Copy out each line of the listing below where the string "Chrome" appears.

□ □ □ □ □ □ □

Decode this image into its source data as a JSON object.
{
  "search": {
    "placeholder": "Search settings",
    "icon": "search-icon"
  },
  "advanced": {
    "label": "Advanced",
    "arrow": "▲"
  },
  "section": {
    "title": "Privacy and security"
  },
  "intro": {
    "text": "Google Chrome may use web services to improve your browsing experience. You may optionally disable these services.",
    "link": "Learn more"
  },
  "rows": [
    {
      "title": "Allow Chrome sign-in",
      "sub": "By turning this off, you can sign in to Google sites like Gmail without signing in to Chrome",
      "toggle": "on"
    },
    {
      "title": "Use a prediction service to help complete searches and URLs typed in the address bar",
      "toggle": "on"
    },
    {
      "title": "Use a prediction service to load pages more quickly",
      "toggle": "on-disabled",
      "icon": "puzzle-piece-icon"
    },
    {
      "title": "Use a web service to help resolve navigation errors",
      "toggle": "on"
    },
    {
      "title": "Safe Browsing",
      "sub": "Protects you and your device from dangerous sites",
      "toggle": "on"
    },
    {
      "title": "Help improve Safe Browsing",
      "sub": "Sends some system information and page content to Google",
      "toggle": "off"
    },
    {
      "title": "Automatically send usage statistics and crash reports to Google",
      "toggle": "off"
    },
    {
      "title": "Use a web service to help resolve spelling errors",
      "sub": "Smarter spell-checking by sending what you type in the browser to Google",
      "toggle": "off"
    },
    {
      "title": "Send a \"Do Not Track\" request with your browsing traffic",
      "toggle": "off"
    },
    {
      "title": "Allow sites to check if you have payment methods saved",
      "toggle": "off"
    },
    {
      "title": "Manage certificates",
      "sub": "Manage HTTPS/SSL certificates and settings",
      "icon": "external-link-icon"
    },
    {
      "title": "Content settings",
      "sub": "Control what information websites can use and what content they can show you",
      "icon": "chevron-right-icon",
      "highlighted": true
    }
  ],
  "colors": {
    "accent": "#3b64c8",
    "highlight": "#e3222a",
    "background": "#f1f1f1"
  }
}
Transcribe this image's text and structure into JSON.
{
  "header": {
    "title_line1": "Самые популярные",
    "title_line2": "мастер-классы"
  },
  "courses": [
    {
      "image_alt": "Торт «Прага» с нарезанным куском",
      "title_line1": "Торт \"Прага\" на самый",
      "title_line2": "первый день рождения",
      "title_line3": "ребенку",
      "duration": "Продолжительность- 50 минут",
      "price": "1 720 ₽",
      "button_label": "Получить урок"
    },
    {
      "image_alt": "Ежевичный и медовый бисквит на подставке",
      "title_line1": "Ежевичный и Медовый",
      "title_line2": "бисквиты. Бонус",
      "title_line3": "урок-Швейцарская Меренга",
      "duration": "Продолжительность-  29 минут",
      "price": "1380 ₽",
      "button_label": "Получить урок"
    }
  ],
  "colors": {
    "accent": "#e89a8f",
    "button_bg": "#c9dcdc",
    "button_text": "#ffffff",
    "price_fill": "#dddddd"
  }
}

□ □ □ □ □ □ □

> Reply
    "text": "Google Chrome may use web services to improve your browsing experience. You may optionally disable these services.",
      "title": "Allow Chrome sign-in",
      "sub": "By turning this off, you can sign in to Google sites like Gmail without signing in to Chrome",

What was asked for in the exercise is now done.